The relationship between Public Safety officer and student is inherently complicated, as it is Public Safety’s job to both protect the student body, and enforce the rules of the institution upon it. While many students find the execution of University policy aggravating, they also understand that it is Public Safety’s job to keep the campus as safe as possible. However, recently there have been incidents where students feel Public Safety has intervened before it was necessary.
The day after President Nixon’s announcement of an imminent US invasion of Cambodia, a group of Kent State University history graduate students—calling themselves World Historians Opposed to Racism and Exploitation (WHORE)—convened an anti-war rally on the Commons…
It was a story of college rivalries, of angst, of failed attempts, and finally, of defeat. From the moment the curtain went up, the audience knew that Princeton was the underdog in Saturday night’s football game against Penn: their fans were more enthusiastic, their costumes more aesthetically appealing, heck, even their band was slightly more organized. Unlike the outcome in those heart-wrenching football movies where the team without a chance beats the ten-year state champions after an inspiring pep talk by some famous actor, however, this story did not have a feel-good ending.
Everyone seems to at least know of John Mangual, especially former residents of Mathey College and current members of Terrace. He has a way of striking up unique conversations, pointing out unusual details of situations, and smiling with a friendly glow.
The audience for Samantha Power last Friday appeared to be the usual crowd for talks at Princeton: half students interested in the subject matter at hand, and half older townies getting a taste of culture. “War Crimes and Genocide Today: What Can One Person Do?” was hosted by the Woodrow Wilson School, and it showed in the composition of the crowd. The students had a confused, sympathetic mixture of careerism and noblesse oblige; one, after asking what she should do to prepare for her trip to Bosnia this summer (that’s right, she’s going to Bosnia, folks! Sniper fire!), was happily offered a card from the wife of a UN official. The older ones, on the other hand, had the weary, insecure but comfortable look of those inhabiting the many, multiplying rings of power just outside the one that matters. “What can one person do,” of course, is heard by all of these people as “What can I do?”—a question that, in its necessity and its limitations, cuts to the heart of what is both brilliant and unfortunate about Samantha Power.

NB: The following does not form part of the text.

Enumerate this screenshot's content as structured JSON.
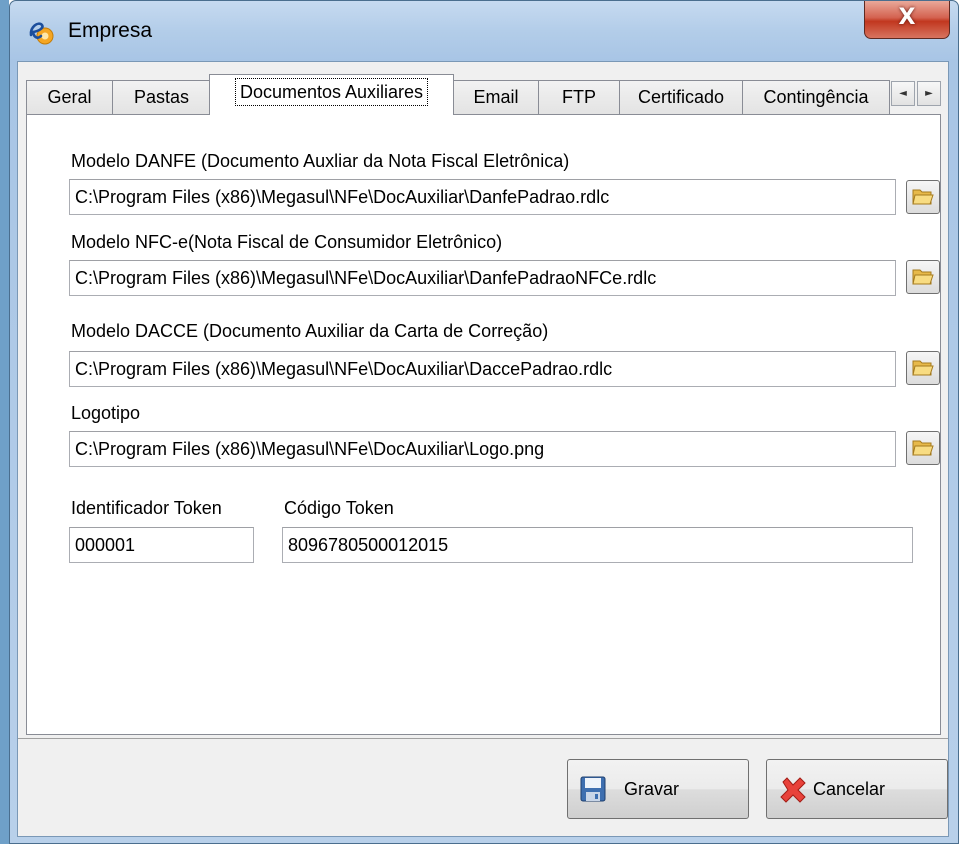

Dear Readers and Non-Readers Alike, Hello! Welcome to the _Nassau Weekly_—almost as readable as _the Starr Report_, if _Starr Report_ jokes are still “in” (and if they’re “not,” then we are much more readable than _the Starr Report_ and we … Read More
Unless you have been living under a rock for the past two weeks, you know about the mass demonstrations in Egypt, Mubarak’s decision to turn off the internet in order to stop Twitter (sorry Kanye, revolution is #thebestthingevertweeted), how Anderson … Read More